The answer must be the data, repeated exactly.

Element data from apps and pages:
━━━

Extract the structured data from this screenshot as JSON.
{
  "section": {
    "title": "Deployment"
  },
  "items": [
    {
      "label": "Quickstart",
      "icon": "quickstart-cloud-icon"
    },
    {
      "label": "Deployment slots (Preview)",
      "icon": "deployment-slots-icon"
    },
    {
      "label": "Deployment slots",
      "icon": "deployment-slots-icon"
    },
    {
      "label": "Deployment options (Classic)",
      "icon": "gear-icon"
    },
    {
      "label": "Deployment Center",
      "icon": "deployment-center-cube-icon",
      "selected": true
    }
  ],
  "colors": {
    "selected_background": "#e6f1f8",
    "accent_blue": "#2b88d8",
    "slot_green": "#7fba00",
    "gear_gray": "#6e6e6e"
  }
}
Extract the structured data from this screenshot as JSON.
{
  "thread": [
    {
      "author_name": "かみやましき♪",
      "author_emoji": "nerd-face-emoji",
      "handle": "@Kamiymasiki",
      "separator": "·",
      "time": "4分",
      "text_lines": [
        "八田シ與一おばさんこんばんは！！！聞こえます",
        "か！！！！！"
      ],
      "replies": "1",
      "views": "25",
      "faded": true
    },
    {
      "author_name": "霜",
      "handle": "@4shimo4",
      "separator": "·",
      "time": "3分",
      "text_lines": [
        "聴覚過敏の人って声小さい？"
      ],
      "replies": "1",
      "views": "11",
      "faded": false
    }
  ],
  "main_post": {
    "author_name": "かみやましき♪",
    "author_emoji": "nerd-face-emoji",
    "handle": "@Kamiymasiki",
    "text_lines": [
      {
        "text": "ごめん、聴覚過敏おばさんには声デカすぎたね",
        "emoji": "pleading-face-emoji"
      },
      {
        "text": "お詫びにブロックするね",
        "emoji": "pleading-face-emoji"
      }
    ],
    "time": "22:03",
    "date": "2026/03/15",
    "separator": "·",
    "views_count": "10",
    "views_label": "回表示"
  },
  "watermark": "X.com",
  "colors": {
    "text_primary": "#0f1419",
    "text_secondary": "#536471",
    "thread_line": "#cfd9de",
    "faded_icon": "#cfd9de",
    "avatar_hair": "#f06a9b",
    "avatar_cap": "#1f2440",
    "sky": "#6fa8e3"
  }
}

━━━

__Task answer__:
Extract the structured data from this screenshot as JSON.
{
  "section": {
    "title": "Deployment"
  },
  "items": [
    {
      "label": "Quickstart",
      "icon": "quickstart-cloud-icon"
    },
    {
      "label": "Deployment slots (Preview)",
      "icon": "deployment-slots-icon"
    },
    {
      "label": "Deployment slots",
      "icon": "deployment-slots-icon"
    },
    {
      "label": "Deployment options (Classic)",
      "icon": "gear-icon"
    },
    {
      "label": "Deployment Center",
      "icon": "deployment-center-cube-icon",
      "selected": true
    }
  ],
  "colors": {
    "selected_background": "#e6f1f8",
    "accent_blue": "#2b88d8",
    "slot_green": "#7fba00",
    "gear_gray": "#6e6e6e"
  }
}
Extract the structured data from this screenshot as JSON.
{
  "thread": [
    {
      "author_name": "かみやましき♪",
      "author_emoji": "nerd-face-emoji",
      "handle": "@Kamiymasiki",
      "separator": "·",
      "time": "4分",
      "text_lines": [
        "八田シ與一おばさんこんばんは！！！聞こえます",
        "か！！！！！"
      ],
      "replies": "1",
      "views": "25",
      "faded": true
    },
    {
      "author_name": "霜",
      "handle": "@4shimo4",
      "separator": "·",
      "time": "3分",
      "text_lines": [
        "聴覚過敏の人って声小さい？"
      ],
      "replies": "1",
      "views": "11",
      "faded": false
    }
  ],
  "main_post": {
    "author_name": "かみやましき♪",
    "author_emoji": "nerd-face-emoji",
    "handle": "@Kamiymasiki",
    "text_lines": [
      {
        "text": "ごめん、聴覚過敏おばさんには声デカすぎたね",
        "emoji": "pleading-face-emoji"
      },
      {
        "text": "お詫びにブロックするね",
        "emoji": "pleading-face-emoji"
      }
    ],
    "time": "22:03",
    "date": "2026/03/15",
    "separator": "·",
    "views_count": "10",
    "views_label": "回表示"
  },
  "watermark": "X.com",
  "colors": {
    "text_primary": "#0f1419",
    "text_secondary": "#536471",
    "thread_line": "#cfd9de",
    "faded_icon": "#cfd9de",
    "avatar_hair": "#f06a9b",
    "avatar_cap": "#1f2440",
    "sky": "#6fa8e3"
  }
}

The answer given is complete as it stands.